The Nova Scotia consortium rebuilding the Bluenose II is routinely adding hefty markups on the bills it submits to the provincial government, the Canadian Taxpayers Federation says.
Kevin Lacey, the federation's Atlantic Director, said Monday the advocacy group has obtained documents showing that some materials purchased for the much-delayed project included a 43 per cent premium for the builders.
"The province has botched this project from the beginning," Lacey said in an interview.
Lacey said the documents — obtained through the Freedom of Information and Protection of Privacy Act — show that taxpayers are being charged too much for a project that is already two years behind schedule and over its $16-million budget, though the government won't say by how much.
"There's been so many questions about the spending on the Bluenose II," Lacey said. "That's why we want the auditor general to come in and make an independent determination."
Part of the province's contract with the Lunenburg Shipbuilding Alliance stipulates that any modifications not included in the original contracts are subject to the markup.
Last month, Communities, Culture and Heritage Minister Tony Ince called for a review of the project amid questions about rising project management costs.
Ince declined a request for an interview Monday. Instead, his office released a statement saying the 43 per cent markups apply only to materials subject to so-called "change order requests," which represent less than one per cent of the total cost of the project.
"These markups compensate the builders for the process of making the Change Order Requests happen, and are standard practice in the industry," Ince said in the statement.
He said the review of the project will be conducted by an independent body, though the details are still being worked out.
"However, the overall review of the project will include looking at the contracts to see if they secured the best product at the best price for Nova Scotia taxpayers," Ince said.

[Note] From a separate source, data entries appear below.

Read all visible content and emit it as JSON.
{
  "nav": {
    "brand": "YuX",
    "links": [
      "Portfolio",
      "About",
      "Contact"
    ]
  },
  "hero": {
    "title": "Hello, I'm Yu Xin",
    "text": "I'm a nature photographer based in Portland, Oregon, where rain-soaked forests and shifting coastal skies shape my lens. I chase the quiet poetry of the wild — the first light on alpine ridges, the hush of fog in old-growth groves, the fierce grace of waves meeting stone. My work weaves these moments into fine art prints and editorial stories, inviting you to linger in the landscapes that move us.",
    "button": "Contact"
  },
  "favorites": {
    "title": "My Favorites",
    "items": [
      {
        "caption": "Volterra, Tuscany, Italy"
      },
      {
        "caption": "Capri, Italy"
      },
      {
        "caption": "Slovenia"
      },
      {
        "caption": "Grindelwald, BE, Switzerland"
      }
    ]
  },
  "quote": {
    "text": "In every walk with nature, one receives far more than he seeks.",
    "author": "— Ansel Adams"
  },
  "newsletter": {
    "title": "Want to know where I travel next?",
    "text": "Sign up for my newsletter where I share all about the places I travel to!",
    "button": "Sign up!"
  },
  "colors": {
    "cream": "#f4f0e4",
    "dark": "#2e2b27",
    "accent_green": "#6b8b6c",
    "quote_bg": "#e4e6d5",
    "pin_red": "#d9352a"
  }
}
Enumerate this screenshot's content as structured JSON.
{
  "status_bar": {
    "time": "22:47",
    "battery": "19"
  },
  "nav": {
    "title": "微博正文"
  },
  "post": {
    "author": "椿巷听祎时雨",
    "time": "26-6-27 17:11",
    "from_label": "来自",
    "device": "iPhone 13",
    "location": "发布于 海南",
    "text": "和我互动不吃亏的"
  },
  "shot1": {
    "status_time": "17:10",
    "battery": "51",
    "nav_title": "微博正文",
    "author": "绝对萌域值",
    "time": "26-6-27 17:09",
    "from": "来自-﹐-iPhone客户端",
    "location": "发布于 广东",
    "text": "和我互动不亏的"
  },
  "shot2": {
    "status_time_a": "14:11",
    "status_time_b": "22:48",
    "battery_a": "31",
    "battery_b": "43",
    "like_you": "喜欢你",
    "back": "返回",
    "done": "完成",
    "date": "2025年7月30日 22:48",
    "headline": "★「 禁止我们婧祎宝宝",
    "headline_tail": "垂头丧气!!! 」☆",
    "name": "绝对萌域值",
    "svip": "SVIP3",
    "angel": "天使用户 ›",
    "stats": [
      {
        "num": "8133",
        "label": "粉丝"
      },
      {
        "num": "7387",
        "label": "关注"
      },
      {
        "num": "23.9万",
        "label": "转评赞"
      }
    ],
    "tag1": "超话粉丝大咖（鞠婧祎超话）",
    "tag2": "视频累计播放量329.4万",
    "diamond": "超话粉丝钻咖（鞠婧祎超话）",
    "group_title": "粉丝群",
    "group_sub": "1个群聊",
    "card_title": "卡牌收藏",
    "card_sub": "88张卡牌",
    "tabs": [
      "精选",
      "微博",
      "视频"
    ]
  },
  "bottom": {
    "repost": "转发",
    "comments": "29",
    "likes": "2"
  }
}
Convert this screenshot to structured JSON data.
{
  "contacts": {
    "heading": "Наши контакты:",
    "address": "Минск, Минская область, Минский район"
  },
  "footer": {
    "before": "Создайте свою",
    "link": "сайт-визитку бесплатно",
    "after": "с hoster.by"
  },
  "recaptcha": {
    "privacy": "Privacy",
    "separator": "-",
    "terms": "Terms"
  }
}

Lacey said if the minister wants a truly independent appraisal, he should asking the auditor general to conduct it.
As well, Lacey took issue with Ince's position that the marked-up materials comprise only a small portion of the project.
"It shouldn't matter what percentage it is, the minister should be fighting to protect every last taxpayer dollar," he said.
'That's just not reasonable'
The taxpayer's federation says that on Dec. 14, 2011, the province purchased two washing machines and two dryers at a total cost of $5,399. That price included $2,321 in markups charged by the builder.
"By most calculations, that's just not reasonable," Lacey said.
On Nov. 21, 2012, the alliance purchased new portholes for $12,194 — marked up by $5,243.
Peter Kinley, president of the Lunenburg Foundry and one of the partners in the Lunenburg Shipyard Alliance, could not be reached for comment.
The Bluenose II, launched in 1963, is a replica of the original Bluenose, the 1921 Grand Banks fishing schooner that won worldwide acclaim for its graceful lines and speed.
Nova Scotia's 43-metre sailing ambassador was supposed to return to regular sailing in the summer of 2012 after an extensive two-year rebuild, but that deadline has been put off until this summer.